Lawyers Weekly, in partnership with Momentum Media’s research arm Momentum Intelligence, is set to uncover the key motivators legal professionals consider when deciding to switch or join firms.
Appearing on a recent episode of The Lawyers Weekly Show, host Jerome Doraisamy spoke with Lawyers Weekly editor Emma Ryan and Momentum Intelligence head of research services Michael Johnson about the launch of this year’s ‘Legal Firm of Choice Survey’.
Now in its fifth year, the survey calls on Lawyers Weekly readers to identify the factors that influence their choice in joining (or leaving) a law firm.
Beyond the firm’s brand, the publication asks how central training support is, as well as information technology, human resources and career advancement opportunities in readers’ decision-making.
According to Michael Johnson, the survey is an opportunity to share – confidentially – what legal employers should do to attract new talent and retain existing staff, and to outline the values or initiatives that are important in an organisation.
“Essentially, we're canvassing the experiences, attitudes and perceptions of legal professionals to really get a bit more of a better understanding about what their work day is like,” he explained.
“There's so much that is set around how happy legal professionals are, and it's obviously quite a competitive environment in terms of talent across the legal industry.
“This is a benchmark tool that we can use, to apply every year to understand ‘OK, here are the key issues, here are some of the changes, and here's what legal professionals are saying’.”
The biggest issues likely to receive attention in this year’s survey relate to the culture of each law firm, and what employers are doing to promote wellbeing among staff, Emma Ryan noted.
“For us, there have been a couple of really major themes that have developed over the past 12 months in particular.
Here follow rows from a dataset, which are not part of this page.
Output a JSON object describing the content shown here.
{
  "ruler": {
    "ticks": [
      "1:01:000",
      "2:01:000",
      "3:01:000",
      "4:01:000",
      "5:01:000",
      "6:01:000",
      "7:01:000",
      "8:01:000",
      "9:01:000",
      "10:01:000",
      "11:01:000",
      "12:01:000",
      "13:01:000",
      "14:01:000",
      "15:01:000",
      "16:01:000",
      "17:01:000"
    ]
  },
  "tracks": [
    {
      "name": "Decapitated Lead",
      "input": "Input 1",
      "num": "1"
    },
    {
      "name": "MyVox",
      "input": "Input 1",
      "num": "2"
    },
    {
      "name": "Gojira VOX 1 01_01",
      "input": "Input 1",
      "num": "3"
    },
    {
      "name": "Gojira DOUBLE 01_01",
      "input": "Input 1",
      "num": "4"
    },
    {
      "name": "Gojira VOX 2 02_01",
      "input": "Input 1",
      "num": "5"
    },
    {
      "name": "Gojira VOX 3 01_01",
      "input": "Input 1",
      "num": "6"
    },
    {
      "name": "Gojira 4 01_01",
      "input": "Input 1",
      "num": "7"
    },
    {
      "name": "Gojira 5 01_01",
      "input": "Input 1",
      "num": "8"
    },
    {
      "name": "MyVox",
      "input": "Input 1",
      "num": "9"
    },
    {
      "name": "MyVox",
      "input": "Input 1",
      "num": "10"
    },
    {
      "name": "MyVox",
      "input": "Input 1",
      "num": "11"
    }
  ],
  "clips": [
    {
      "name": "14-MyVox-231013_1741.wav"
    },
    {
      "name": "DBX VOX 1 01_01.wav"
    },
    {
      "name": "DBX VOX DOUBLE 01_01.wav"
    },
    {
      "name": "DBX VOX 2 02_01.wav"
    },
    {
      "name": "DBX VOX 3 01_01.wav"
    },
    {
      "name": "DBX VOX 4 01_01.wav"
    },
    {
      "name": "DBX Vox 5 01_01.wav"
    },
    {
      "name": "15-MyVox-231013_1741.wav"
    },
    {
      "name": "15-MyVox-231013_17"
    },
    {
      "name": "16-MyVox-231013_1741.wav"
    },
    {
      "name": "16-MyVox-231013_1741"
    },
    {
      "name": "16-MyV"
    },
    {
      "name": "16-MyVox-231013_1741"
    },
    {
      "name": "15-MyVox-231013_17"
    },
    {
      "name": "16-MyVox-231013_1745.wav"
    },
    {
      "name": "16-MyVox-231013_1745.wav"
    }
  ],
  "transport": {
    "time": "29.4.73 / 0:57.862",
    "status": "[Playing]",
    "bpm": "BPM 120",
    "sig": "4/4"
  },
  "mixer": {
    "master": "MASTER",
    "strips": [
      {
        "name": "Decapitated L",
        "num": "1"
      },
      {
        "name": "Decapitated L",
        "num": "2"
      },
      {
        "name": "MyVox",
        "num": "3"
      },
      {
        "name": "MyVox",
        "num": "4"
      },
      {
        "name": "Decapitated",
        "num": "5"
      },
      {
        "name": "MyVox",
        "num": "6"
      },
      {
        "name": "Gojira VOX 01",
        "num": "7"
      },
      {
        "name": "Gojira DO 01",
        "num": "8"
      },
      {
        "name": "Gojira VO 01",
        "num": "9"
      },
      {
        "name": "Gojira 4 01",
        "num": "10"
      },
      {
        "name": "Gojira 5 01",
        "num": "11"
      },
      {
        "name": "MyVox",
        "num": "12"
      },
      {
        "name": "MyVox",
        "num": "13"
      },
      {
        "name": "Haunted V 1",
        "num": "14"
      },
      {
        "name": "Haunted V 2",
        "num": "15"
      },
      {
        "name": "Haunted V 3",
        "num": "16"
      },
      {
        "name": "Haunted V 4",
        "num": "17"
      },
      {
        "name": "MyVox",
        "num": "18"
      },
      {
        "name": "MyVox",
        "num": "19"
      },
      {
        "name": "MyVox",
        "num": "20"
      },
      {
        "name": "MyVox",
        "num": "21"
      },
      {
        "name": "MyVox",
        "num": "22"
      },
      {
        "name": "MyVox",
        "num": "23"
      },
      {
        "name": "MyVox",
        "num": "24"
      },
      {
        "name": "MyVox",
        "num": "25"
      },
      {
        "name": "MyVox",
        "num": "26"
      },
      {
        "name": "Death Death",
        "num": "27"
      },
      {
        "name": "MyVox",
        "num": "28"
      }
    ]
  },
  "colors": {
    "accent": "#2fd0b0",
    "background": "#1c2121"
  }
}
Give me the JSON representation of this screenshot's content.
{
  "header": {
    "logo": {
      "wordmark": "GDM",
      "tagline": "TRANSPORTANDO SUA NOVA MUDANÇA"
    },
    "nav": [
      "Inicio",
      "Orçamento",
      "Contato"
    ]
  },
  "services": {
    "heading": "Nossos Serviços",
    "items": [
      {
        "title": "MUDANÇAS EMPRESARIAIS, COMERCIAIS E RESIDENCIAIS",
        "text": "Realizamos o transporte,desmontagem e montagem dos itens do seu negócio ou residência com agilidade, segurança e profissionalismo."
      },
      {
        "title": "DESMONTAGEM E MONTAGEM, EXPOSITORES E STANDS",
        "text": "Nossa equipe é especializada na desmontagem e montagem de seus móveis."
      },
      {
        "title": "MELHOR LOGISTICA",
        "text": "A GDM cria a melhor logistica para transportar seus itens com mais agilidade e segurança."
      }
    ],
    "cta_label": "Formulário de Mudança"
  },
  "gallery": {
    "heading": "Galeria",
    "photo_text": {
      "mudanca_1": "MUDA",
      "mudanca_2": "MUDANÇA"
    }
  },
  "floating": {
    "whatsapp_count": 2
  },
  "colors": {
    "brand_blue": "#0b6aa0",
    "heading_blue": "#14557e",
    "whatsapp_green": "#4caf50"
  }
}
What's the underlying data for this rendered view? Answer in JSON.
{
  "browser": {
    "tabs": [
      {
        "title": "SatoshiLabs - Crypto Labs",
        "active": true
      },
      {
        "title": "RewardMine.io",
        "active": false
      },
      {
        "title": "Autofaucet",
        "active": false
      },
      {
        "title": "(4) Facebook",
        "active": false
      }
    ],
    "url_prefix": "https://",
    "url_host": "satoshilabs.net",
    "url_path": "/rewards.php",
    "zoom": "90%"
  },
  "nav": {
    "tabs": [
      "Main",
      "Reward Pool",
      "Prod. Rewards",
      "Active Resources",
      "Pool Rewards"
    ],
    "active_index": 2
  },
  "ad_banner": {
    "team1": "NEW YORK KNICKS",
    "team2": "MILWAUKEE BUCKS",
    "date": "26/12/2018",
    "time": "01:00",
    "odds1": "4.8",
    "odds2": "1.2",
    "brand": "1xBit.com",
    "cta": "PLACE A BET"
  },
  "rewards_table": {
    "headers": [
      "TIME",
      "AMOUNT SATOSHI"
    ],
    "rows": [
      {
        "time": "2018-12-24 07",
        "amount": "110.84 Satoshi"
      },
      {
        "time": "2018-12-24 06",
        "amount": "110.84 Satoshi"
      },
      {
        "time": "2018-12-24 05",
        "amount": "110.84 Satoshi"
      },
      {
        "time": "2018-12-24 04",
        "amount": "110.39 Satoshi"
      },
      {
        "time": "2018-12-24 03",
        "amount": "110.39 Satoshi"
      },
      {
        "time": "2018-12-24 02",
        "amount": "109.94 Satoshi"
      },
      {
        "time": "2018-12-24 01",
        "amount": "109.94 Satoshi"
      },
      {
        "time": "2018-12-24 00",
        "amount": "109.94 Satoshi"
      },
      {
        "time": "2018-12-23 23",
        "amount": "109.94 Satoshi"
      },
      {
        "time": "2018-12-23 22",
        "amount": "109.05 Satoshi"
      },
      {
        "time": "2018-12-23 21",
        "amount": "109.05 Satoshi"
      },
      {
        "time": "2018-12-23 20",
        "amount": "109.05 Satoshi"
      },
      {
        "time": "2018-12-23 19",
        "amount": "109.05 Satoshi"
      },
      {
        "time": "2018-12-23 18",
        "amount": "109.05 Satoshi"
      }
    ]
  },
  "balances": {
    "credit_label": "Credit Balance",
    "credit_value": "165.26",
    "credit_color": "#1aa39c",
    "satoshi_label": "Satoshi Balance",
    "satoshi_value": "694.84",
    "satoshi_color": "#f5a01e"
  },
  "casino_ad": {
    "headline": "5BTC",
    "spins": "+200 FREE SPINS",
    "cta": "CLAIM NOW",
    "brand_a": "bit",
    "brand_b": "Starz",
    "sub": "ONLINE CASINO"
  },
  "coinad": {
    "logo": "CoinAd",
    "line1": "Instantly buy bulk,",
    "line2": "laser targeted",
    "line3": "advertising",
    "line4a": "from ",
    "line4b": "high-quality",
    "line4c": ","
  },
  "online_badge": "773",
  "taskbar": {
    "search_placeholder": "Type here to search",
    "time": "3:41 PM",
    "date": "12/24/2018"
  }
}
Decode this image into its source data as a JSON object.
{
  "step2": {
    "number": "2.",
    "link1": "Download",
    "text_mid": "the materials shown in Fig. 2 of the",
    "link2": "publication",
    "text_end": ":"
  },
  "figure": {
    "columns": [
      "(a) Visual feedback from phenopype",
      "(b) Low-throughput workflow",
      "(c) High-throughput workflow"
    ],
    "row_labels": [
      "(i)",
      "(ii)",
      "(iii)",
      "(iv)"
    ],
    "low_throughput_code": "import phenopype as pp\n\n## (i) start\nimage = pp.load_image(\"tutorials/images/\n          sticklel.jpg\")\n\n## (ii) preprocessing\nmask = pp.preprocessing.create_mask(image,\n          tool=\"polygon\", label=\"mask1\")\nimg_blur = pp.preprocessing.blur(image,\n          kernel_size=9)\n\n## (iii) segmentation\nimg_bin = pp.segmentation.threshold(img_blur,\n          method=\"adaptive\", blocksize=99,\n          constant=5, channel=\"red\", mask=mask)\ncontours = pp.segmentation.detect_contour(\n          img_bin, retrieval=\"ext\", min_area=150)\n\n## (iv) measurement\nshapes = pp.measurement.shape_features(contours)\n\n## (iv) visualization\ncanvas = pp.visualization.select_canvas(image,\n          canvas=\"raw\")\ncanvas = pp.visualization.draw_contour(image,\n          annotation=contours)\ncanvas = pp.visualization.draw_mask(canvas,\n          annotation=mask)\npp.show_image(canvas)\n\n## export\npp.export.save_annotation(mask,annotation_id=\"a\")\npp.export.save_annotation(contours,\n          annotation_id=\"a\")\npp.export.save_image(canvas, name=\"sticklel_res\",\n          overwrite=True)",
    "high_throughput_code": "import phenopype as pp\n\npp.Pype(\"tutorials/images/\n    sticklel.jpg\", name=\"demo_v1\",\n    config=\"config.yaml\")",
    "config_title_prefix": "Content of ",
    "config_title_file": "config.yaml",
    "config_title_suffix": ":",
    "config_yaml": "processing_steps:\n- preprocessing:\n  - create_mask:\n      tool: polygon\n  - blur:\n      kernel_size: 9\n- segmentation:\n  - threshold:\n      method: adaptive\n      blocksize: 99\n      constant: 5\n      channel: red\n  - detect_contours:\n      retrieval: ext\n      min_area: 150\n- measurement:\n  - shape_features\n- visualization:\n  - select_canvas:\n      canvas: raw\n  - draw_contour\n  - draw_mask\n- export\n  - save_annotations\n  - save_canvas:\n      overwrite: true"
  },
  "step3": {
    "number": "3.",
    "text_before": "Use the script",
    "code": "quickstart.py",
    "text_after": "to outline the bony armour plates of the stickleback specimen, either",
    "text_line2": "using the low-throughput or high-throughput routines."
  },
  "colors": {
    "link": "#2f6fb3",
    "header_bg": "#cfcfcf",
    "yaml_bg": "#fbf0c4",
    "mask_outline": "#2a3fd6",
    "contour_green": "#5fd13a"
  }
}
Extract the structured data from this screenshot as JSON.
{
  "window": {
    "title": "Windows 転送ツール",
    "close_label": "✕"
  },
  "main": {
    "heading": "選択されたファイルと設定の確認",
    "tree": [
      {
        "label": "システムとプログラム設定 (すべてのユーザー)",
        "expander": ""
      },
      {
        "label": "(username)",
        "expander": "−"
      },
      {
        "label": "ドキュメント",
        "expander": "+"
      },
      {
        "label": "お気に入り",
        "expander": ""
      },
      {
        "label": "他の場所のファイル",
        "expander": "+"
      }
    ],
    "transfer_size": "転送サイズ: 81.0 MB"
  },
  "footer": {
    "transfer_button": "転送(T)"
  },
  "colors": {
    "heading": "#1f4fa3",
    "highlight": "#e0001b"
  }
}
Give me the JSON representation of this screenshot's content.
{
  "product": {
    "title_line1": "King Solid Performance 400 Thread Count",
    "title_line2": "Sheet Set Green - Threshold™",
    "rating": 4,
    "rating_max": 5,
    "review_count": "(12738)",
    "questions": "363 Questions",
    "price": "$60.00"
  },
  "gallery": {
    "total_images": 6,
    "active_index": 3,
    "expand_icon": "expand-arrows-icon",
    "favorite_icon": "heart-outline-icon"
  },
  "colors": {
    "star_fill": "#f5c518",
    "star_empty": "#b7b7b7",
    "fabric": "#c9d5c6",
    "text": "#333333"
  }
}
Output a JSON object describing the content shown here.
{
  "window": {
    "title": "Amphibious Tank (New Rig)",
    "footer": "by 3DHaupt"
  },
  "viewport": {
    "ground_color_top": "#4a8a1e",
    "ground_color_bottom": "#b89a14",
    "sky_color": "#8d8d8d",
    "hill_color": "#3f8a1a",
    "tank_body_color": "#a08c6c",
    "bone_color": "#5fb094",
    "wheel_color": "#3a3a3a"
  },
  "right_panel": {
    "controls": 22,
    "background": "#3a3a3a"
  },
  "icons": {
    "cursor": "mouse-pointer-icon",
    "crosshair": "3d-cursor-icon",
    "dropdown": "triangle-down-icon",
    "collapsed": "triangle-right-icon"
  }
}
A big one of those is obviously sexual harassment,” she said.
“We're seeing employers come forward with these types of policies about trying to protect their staff and encouraging them to come forward if they have any issues in the workplace.
“Another one is gender quotas. Trying to get gender equality in the law is really important at the moment.
“We've seen firms such as Baker McKenzie and Norton Rose Fulbright introduce 40-40-20 gender quotas recently, and I think that's about encouraging an equal playing field across the profession and getting women and minorities into more partnerships, which is really good to see.
“In terms of these sorts of strategies, I think it is about that attraction piece. Graduates now are presented with so much choice in terms of what firm they can go to. There are so many different law firms in the market, so it's how you go about trying to nab this talent, but also how do you keep it as well. Some of these policies are really integral for that.”
While the Legal Firm of Choice Survey presents an opportunity for lawyers to air feedback on their employer, it also gives law firms across the country pivotal, objective insights into what they’re doing well and what they can be doing better.
A big takeaway each year, Mr Johnson says, is that lawyers want their employer to be consistent.
“I think you need consistency. Consistency at a high-level matters,” he said.
“Obviously what we're doing in this research is saying ‘These are the things that matter’, but then we look at it and go, ‘OK, this is a time for me to reflect on my quality of leadership ... How do we compare to the industry average, or how do we compare to our peers?’
“Then there are things like communication. Communication is such an integral part of how an organisation conducts its business.
“Overall, what lessons can they take from this? Take it as an opportunity to reflect and to measure yourself against the wider community.”
Adding to this, Ms Ryan said: “I completely agree, particularly when it comes to communication”.
“It’s not just necessarily about screaming at your employees, because you're the top dog of an organisation or whatever, but also fostering collaboration and hearing from those that are inside the law firm across the board, and really seeing what they're after, and seeing what's going to make them happy, and seeing what is going to actually help them stay there.”
“It's so important these days, because people just aren't attached to law firms like they used to be in the past. They will go somewhere else if they're not happy and this research helps us uncover the reasons as to what leads to this.”